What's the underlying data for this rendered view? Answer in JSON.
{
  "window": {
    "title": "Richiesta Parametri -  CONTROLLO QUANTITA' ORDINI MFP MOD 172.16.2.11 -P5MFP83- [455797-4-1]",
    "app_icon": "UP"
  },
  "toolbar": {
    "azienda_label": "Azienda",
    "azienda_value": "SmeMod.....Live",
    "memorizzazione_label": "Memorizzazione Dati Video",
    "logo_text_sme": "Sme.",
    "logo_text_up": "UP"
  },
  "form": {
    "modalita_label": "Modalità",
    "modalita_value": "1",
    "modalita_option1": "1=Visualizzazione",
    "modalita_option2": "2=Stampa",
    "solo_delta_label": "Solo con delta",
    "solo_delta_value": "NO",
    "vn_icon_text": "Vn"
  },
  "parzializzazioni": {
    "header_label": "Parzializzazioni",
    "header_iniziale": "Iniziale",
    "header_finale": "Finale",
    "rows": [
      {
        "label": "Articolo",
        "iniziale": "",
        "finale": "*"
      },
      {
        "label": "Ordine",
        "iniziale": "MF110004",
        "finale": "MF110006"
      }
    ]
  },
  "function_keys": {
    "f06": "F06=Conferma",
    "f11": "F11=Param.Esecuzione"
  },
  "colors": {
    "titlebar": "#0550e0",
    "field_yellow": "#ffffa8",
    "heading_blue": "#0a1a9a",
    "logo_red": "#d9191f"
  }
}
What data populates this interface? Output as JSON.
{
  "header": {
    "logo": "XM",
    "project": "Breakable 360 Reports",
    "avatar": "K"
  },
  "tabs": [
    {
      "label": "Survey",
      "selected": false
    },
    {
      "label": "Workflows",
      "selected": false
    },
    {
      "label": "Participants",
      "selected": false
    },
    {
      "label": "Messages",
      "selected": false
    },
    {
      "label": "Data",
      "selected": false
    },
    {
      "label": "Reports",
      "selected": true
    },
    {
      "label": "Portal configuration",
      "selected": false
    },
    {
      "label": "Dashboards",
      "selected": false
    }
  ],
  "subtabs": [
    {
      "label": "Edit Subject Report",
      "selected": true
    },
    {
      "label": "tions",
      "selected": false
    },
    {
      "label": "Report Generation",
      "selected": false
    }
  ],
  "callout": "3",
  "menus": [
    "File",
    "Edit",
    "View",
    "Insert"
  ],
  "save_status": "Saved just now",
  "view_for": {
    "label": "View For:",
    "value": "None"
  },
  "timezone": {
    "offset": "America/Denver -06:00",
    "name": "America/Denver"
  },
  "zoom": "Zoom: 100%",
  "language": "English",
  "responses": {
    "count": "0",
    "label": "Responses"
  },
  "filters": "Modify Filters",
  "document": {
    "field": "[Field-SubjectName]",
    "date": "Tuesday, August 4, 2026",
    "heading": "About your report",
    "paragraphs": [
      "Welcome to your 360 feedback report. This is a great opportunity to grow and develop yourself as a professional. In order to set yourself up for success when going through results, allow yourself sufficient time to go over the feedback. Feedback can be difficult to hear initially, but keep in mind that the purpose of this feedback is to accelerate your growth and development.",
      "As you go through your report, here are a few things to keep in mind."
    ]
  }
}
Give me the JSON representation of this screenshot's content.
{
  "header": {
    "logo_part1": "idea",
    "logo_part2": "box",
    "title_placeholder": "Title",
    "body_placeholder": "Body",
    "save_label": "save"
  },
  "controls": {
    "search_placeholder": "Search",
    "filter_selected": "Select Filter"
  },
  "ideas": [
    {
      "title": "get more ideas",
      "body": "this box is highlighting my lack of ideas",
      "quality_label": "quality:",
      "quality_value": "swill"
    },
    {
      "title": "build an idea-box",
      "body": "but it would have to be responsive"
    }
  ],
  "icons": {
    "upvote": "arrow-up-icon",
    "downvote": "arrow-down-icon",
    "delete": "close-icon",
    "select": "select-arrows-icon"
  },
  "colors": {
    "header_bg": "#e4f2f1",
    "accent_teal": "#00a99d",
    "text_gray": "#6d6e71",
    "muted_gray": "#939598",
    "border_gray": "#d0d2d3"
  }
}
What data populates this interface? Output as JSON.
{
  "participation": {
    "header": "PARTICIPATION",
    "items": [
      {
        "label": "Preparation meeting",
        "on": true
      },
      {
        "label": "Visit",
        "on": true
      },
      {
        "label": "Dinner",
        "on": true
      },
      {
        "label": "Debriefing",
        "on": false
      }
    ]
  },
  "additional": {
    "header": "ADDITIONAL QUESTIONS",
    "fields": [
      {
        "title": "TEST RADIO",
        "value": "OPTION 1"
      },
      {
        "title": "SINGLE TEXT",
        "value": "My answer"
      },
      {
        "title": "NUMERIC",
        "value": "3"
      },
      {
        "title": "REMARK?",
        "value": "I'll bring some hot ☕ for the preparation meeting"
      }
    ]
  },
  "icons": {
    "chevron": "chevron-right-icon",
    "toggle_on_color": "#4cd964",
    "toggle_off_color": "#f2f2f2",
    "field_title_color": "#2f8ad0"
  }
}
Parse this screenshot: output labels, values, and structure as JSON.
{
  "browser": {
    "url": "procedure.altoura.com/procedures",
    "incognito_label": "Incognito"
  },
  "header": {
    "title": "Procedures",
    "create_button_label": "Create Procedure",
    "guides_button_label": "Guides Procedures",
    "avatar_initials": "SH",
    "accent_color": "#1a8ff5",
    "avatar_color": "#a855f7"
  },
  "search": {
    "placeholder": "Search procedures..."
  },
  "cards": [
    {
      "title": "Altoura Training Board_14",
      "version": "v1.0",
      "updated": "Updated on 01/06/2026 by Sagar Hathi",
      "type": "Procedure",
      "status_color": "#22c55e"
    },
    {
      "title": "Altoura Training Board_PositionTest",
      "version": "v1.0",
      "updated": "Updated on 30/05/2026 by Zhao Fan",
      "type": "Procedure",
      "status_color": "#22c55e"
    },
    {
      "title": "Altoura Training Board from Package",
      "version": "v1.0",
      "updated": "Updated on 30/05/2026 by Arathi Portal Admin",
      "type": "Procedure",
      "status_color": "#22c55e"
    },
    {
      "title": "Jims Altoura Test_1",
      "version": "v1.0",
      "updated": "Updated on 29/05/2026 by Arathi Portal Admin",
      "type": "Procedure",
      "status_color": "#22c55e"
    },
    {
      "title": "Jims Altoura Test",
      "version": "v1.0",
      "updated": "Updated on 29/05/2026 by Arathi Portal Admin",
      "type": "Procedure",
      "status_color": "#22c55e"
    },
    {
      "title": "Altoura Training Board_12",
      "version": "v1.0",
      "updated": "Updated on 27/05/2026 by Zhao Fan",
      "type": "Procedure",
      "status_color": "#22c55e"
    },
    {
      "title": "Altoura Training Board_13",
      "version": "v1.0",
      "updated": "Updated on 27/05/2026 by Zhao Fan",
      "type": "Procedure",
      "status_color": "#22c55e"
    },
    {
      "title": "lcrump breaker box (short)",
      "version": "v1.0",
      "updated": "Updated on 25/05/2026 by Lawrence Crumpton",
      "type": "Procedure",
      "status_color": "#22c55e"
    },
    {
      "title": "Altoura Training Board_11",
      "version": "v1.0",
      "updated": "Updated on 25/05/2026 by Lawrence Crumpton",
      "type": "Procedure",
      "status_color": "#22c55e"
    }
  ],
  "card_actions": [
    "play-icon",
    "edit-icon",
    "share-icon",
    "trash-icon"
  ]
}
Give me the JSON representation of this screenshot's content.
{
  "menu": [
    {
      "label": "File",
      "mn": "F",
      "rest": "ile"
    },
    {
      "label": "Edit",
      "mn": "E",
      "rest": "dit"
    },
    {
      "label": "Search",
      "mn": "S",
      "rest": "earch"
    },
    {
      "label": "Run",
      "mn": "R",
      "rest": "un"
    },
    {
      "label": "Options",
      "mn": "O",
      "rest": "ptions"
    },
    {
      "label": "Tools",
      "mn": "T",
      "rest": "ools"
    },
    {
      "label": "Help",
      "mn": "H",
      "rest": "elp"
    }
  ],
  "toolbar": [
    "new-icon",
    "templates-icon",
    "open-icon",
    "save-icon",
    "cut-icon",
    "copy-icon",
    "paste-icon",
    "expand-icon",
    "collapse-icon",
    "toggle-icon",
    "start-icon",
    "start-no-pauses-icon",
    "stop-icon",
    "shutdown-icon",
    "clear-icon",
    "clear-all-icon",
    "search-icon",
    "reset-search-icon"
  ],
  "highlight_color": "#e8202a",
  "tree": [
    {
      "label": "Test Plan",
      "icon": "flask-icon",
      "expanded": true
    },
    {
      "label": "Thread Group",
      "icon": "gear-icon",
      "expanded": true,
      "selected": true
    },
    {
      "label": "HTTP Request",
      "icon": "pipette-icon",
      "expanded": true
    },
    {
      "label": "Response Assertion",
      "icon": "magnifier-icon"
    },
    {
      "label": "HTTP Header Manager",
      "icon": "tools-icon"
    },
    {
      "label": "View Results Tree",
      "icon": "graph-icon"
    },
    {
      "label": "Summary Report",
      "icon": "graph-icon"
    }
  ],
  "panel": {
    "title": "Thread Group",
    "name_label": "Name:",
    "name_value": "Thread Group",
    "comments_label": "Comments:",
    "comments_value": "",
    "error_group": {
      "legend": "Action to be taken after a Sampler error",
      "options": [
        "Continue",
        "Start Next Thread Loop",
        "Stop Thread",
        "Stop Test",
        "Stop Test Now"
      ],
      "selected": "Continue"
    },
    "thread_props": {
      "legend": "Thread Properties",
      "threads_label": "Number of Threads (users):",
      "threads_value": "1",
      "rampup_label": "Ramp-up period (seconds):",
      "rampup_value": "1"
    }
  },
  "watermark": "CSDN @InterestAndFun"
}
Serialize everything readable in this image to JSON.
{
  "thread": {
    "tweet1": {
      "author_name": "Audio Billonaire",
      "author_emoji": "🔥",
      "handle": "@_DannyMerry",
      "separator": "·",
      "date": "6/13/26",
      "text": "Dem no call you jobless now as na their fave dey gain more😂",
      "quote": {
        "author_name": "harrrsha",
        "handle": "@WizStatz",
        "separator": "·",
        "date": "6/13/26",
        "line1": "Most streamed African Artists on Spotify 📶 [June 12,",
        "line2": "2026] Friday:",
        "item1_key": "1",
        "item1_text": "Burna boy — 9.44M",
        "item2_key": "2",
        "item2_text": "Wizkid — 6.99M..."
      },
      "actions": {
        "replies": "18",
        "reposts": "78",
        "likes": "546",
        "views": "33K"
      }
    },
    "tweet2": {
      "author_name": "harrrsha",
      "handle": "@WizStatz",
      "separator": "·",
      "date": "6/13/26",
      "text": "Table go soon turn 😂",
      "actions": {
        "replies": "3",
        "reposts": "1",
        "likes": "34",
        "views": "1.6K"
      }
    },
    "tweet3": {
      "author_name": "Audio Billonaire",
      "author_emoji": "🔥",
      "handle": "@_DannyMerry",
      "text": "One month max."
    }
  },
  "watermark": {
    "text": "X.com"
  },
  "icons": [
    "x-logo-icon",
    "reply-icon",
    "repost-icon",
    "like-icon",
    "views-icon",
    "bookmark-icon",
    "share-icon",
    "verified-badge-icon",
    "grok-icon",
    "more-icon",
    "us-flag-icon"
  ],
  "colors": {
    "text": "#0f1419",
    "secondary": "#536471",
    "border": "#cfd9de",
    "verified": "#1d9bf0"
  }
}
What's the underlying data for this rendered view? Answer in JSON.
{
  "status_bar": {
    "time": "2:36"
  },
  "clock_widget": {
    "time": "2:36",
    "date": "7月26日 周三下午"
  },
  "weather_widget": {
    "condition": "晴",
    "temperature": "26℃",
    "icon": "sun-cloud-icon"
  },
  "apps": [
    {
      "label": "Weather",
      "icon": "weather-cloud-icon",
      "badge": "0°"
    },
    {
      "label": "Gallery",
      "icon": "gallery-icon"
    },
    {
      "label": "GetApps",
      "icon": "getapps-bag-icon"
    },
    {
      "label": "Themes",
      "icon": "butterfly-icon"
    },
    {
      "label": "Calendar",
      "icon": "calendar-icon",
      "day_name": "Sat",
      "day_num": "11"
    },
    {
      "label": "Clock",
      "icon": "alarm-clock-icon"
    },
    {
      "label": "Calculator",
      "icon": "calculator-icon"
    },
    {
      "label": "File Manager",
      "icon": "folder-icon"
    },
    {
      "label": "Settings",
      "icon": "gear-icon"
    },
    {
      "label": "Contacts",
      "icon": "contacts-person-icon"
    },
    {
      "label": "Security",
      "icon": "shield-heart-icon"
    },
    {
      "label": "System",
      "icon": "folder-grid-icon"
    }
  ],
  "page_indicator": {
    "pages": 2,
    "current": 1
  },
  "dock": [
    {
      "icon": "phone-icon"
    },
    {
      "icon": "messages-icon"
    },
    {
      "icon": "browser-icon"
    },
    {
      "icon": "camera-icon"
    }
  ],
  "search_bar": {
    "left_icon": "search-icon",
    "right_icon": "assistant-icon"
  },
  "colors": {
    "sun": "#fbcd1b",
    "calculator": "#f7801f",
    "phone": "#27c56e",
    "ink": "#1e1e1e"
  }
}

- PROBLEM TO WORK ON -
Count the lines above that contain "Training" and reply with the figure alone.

- TASK ANSWER -
6